■ Work instruction
Bring together copies of the lines in the data below that contain the word "Mega".

(Page and application data records)
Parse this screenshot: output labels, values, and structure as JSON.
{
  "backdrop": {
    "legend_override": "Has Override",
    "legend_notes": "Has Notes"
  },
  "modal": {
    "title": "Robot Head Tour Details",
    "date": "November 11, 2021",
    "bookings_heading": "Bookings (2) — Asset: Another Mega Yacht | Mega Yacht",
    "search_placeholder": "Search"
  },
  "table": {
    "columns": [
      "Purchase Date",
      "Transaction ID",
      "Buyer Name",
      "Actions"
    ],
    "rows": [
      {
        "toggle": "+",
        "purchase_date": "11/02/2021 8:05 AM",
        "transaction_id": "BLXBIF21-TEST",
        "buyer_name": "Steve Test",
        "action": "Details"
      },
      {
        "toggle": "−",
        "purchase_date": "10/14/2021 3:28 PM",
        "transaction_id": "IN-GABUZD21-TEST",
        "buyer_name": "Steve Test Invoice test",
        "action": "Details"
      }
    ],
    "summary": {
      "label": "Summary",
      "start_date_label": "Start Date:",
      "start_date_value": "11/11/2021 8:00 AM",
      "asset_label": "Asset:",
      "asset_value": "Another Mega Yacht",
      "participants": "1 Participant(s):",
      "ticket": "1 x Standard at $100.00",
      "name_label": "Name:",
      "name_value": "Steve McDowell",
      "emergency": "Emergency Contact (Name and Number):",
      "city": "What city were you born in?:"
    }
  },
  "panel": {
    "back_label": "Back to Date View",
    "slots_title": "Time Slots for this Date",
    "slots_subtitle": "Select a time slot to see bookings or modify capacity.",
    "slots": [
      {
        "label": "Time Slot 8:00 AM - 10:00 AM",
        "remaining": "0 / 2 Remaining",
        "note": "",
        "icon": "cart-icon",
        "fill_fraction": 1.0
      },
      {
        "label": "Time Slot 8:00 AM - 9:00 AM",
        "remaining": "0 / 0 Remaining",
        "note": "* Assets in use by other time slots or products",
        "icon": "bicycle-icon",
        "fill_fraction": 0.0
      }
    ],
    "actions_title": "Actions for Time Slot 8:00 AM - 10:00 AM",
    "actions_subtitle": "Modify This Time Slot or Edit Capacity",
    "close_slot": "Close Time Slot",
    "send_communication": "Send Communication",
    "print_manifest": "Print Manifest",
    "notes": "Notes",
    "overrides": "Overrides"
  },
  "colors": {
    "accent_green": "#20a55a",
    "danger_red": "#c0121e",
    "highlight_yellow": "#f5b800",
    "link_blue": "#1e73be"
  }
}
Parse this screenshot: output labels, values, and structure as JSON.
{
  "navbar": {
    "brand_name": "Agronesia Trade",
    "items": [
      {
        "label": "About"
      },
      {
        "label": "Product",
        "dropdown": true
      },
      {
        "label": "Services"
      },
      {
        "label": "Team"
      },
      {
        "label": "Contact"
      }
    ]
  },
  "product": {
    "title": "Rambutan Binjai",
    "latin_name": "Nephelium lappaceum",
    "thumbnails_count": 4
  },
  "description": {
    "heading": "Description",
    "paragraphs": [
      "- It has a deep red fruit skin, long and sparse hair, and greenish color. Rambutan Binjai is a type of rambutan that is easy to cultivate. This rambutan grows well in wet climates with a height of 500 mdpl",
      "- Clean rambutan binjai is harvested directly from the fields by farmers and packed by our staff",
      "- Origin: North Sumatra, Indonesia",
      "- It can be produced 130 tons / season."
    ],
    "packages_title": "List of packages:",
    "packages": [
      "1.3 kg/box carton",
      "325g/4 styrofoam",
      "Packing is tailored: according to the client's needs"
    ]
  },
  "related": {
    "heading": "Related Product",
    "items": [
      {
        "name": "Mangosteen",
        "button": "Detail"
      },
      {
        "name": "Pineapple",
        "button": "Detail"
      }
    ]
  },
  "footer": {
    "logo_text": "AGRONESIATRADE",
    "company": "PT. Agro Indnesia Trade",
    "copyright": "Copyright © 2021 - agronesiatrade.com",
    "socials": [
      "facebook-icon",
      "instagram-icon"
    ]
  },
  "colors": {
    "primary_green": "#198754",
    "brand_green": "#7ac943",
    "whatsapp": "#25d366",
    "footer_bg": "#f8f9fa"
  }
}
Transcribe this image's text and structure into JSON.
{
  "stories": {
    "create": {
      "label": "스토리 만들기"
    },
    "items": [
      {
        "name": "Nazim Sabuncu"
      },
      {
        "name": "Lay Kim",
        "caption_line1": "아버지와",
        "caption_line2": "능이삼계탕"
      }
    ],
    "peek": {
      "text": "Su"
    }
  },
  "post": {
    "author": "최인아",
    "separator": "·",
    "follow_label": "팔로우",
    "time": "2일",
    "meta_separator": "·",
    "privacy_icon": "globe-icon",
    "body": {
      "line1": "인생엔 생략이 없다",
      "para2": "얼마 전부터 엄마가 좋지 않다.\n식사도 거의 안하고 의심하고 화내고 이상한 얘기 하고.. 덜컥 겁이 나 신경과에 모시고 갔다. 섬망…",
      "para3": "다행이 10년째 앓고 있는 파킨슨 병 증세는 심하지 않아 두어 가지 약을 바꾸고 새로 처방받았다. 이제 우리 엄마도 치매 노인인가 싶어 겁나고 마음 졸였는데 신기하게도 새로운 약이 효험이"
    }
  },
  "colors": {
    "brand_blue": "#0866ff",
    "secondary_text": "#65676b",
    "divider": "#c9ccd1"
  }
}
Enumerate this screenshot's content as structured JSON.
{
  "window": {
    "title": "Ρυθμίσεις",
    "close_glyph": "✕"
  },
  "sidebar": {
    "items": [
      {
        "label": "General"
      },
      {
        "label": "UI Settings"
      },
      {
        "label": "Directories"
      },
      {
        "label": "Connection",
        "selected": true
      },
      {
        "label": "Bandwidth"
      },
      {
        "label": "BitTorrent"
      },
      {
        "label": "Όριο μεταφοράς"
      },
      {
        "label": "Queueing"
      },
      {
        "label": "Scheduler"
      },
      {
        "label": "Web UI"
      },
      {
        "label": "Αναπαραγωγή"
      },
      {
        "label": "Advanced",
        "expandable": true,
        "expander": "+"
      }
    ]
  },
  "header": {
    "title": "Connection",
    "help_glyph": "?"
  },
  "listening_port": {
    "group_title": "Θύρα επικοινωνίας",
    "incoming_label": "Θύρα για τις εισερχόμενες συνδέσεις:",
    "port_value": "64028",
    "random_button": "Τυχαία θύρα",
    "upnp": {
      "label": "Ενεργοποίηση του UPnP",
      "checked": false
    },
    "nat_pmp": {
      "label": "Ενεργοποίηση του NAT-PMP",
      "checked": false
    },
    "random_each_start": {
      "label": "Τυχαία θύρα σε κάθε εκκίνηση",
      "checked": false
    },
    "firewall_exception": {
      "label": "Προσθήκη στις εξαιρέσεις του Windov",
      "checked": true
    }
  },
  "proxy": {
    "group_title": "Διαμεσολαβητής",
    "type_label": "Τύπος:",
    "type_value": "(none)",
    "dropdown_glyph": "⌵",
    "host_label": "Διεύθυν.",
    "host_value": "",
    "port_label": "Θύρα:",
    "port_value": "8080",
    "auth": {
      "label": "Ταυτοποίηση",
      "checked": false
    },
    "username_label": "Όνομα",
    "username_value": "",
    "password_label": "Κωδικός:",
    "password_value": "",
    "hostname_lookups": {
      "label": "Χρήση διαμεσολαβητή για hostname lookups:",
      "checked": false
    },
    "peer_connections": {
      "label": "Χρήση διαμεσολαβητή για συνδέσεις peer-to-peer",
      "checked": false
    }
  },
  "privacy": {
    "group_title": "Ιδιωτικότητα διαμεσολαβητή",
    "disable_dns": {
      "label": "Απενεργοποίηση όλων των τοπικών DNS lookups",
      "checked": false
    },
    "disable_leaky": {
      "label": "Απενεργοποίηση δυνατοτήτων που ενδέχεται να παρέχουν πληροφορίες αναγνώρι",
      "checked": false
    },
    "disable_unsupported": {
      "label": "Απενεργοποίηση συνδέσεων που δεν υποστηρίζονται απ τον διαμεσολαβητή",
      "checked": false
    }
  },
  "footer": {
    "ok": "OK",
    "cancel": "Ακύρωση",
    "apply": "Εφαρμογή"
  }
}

■ Output of the exercise
    "bookings_heading": "Bookings (2) — Asset: Another Mega Yacht | Mega Yacht",
      "asset_value": "Another Mega Yacht",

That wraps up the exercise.